One of the best resources I came across is Literacyhead . Literacyhead has lesson plans for teaching reading, writing vocabulary, basic words, technology and many more. The website itself has a year subscription for $99, but also gives several resources for free. You can download printable graphic organizers and Venn diagrams for your class that make writing in them more fun. When teaching vocabulary, make words fun as they come to life! Practice comprehension skills by having students draw a picture that goes along with the story, or have them write the script for additional dialog that they think would happen between the characters you’re reading about.
Brown University also developed the ArtLiteracy project to reach out to youth at a local high school. The base of the project is the belief that “literacy is more than an ability to do well on a standardized test; it is about finding the words to share our stories with the world and to listen and understand the stories the world has to share with us.” They developed a handbook that can help you create, edit, and interpret text with your student.
There are several ways you can bring the FUN in reading FUNdamentals and help your student increase knowledge in more than one area. Have fun and let us know what you choose to do!
“To encourage literature and the arts is a duty which every good citizen owes to his country”- George Washington
Did you know that Americans who read books, visit museums, attend theater, and engage in other arts are more active in community life than those who do not? Arts participants, especially readers, engage in positive civic and individual activities, from exercise to charity work, at a strikingly higher rate than non-participants (National Endowment for the Arts). For literary readers, the volunteer rate is 43%, nearly three times greater than for non-readers. As members working in the literacy field, we understand that reading opens several doors for individuals to become productive members of society. So what else can we do?

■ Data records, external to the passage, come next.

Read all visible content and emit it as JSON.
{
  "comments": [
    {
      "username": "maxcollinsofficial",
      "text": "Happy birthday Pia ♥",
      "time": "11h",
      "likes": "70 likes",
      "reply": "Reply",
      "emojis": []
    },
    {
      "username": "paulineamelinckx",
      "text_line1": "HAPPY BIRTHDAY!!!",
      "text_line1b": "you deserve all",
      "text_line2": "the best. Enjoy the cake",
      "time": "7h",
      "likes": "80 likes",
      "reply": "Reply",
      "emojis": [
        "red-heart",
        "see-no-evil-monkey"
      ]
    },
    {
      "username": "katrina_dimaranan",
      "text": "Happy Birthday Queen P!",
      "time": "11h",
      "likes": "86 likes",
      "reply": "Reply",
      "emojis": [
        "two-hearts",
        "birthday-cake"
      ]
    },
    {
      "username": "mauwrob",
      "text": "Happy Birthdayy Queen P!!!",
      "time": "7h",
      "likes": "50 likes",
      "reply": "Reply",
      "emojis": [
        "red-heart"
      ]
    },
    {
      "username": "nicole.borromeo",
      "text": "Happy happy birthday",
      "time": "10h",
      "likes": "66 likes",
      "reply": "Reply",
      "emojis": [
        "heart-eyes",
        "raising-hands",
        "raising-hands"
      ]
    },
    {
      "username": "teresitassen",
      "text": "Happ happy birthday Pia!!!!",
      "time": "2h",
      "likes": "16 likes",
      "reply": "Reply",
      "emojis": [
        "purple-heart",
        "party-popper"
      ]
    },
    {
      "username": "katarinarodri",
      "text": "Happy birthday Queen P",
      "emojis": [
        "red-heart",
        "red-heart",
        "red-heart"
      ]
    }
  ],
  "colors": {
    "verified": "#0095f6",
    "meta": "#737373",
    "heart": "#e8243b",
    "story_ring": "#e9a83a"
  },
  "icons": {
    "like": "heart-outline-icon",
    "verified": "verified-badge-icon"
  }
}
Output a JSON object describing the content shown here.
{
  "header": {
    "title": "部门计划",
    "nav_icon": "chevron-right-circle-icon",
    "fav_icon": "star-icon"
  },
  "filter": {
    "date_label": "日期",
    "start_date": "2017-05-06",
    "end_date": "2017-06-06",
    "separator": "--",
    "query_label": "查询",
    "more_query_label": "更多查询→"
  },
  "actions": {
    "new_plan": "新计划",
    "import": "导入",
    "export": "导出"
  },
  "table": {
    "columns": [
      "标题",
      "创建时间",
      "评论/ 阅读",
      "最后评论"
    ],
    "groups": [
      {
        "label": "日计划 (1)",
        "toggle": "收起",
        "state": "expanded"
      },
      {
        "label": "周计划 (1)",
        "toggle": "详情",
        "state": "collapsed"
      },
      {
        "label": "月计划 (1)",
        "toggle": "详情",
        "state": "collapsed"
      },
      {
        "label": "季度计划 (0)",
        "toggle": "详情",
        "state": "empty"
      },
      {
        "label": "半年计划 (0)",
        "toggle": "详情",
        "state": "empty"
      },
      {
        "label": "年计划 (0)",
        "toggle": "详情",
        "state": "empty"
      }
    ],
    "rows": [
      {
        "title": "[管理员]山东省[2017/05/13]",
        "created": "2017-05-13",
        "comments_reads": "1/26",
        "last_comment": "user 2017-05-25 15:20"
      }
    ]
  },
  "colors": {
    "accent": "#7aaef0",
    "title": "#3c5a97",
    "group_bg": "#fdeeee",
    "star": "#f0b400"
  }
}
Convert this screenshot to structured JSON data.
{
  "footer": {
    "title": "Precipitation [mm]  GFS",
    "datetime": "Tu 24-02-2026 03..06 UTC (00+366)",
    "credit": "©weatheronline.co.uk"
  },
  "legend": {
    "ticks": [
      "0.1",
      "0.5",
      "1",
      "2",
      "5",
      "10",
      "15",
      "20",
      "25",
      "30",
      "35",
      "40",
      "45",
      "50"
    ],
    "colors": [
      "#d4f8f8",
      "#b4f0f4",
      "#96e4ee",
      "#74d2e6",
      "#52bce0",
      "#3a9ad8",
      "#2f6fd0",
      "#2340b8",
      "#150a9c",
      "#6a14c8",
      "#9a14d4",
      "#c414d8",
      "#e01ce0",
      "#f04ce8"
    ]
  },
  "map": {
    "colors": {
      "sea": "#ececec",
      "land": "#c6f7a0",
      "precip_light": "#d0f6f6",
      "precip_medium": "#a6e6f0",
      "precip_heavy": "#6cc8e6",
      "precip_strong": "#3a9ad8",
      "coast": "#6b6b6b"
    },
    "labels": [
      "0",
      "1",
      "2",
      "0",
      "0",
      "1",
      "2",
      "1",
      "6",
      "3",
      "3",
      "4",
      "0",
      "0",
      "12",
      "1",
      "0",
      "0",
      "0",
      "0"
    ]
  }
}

The Dali Museum in St. Petersburg, Florida, recognizes the importance of the arts and literacy. They have several adult, family, and youth education programs at their campus. On their website, they provide teacher’s guides, lesson plans, and crafts for students of all ages. The teacher’s guide includes painting descriptions, key works from the collection, a biography of Salvador Dali, as well as a resource list for all their opportunities. This is perfect if you and your student want to go on a field trip or explore a different curriculum. The lesson plans cover a variety of subjects. It creates a multi-faceted learning experience where students are able to learn about Dali’s life and work, but also practice reading and critical thinking skills.
The Dali Museum makes several efforts to highlight student work and include education into their curriculum. They are also minutes away from the Hilton St. Petersburg Bayfront, site for the 2012 Florida Literacy Conference, and contributed tickets to the famous silent auction.
Bethany Mead, the Education Coordinator at the Dali Museum, has a few words on the Dali’s Junior and Teen Docent programs. Read more to find out! Read about the Junior and Teen Docent programs